*** Opening of Dataset extract ***

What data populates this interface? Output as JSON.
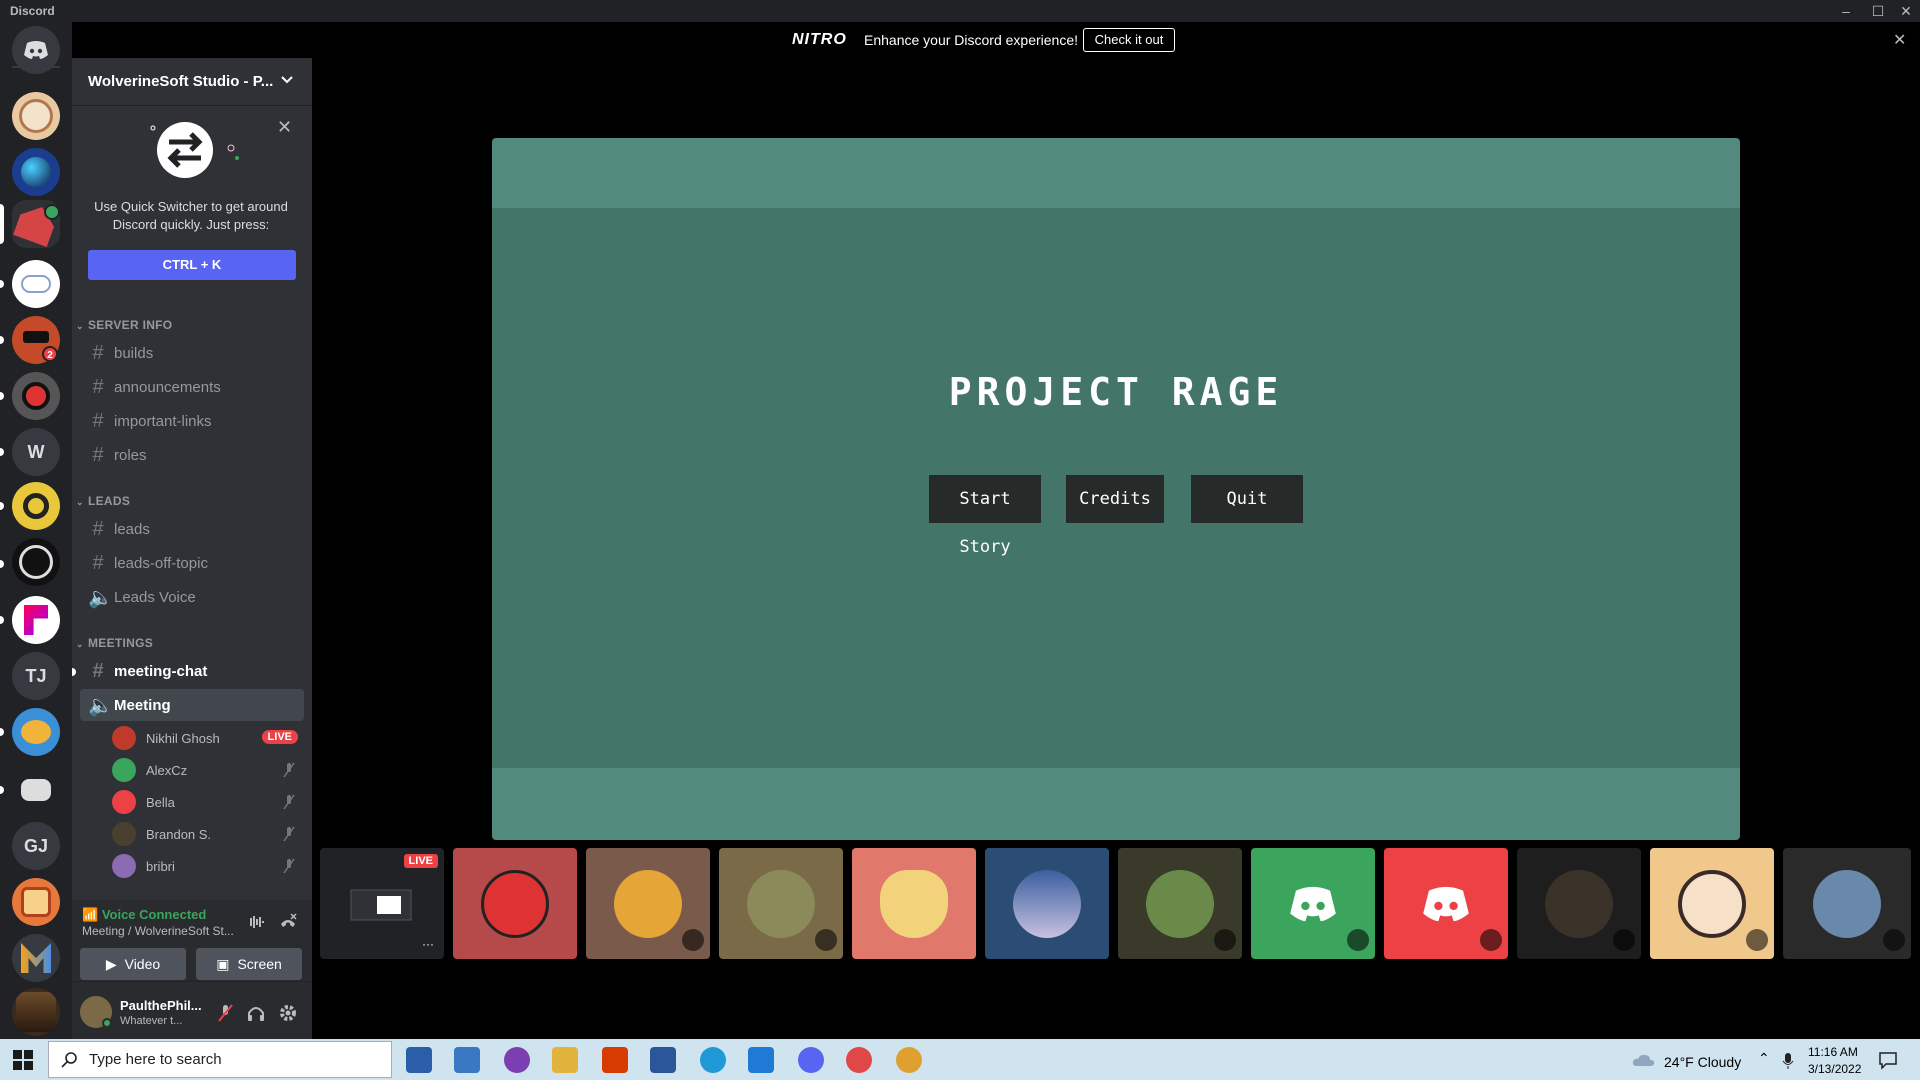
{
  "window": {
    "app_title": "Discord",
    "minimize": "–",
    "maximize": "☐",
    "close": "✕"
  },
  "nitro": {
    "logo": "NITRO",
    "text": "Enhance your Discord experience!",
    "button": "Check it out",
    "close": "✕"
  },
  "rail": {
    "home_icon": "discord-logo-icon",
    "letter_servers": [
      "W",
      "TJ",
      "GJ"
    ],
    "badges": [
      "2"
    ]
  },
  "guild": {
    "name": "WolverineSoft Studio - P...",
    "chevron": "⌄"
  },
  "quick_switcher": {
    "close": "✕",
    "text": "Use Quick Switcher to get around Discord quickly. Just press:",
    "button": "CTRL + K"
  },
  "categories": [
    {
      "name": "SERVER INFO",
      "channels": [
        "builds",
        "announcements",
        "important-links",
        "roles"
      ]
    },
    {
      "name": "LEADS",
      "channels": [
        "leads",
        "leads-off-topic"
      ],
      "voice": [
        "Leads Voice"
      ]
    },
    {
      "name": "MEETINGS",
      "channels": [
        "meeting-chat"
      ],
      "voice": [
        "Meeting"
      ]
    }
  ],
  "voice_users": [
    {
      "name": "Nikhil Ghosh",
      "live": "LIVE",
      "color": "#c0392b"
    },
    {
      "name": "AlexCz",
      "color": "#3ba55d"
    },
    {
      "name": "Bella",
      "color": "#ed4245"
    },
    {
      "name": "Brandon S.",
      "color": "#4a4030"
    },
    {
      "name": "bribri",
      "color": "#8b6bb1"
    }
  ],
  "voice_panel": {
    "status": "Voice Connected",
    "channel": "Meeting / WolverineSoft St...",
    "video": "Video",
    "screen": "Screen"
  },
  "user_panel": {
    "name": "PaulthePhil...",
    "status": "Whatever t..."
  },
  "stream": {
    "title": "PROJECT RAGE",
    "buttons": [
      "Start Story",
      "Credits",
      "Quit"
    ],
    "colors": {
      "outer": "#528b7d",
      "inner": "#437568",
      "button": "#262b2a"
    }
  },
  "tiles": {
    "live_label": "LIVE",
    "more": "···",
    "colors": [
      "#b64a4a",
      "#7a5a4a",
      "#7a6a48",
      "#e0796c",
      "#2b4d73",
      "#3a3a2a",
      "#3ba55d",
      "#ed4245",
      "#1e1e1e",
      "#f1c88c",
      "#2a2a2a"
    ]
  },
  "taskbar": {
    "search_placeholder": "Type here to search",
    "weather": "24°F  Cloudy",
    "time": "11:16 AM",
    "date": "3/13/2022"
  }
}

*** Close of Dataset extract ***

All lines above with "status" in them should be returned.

#### Result of the task:
    "status": "Voice Connected",
    "status": "Whatever t..."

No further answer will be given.